◆ What you have to do
Copy every line of the records below that holds the word "data".
════
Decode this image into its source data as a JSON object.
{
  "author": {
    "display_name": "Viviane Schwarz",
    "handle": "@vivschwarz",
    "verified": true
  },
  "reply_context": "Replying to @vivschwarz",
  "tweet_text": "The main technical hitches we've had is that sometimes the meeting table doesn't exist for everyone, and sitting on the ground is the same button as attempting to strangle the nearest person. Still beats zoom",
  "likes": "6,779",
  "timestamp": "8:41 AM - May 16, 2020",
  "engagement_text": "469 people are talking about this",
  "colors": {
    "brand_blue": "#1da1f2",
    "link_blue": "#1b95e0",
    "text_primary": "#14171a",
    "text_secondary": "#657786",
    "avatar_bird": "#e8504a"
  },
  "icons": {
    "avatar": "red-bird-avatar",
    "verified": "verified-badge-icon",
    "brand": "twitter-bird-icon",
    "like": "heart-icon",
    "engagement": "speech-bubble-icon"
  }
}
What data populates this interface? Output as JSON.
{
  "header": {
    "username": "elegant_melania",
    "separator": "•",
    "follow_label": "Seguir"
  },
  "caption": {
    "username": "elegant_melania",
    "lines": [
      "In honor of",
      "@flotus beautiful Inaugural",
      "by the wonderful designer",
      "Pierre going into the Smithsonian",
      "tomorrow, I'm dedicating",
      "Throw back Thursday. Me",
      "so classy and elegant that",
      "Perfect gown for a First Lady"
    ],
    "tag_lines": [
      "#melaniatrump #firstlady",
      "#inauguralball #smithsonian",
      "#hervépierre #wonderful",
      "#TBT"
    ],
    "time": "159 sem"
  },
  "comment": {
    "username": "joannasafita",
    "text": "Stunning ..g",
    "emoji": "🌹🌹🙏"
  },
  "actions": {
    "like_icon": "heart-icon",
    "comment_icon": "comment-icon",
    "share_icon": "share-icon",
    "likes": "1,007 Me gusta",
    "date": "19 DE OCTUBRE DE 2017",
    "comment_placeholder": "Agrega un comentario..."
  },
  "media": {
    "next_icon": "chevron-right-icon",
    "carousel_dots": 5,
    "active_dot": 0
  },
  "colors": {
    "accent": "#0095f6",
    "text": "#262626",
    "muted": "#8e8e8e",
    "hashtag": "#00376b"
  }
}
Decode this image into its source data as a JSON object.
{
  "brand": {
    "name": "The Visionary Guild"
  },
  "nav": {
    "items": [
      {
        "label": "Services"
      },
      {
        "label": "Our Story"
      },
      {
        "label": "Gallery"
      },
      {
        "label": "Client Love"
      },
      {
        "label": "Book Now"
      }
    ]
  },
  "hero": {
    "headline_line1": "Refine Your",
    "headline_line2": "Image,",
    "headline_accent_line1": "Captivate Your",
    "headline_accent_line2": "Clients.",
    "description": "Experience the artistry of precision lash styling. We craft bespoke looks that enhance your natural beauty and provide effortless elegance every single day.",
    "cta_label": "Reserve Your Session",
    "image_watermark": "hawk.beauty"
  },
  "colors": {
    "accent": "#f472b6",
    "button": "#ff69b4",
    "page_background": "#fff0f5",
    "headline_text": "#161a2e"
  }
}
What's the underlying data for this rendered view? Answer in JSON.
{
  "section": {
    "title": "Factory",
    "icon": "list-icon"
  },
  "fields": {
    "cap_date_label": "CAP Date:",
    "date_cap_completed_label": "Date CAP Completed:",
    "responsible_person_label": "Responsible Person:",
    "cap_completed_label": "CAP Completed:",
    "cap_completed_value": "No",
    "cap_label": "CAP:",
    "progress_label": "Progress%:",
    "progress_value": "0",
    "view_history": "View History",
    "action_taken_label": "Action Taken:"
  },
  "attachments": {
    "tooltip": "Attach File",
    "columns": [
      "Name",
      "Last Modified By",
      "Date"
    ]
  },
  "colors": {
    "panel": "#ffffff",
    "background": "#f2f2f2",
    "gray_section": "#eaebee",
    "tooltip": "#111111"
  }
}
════
◆ Output below
Decode this image into its source data as a JSON object.
What data populates this interface? Output as JSON.
Decode this image into its source data as a JSON object.
What's the underlying data for this rendered view? Answer in JSON.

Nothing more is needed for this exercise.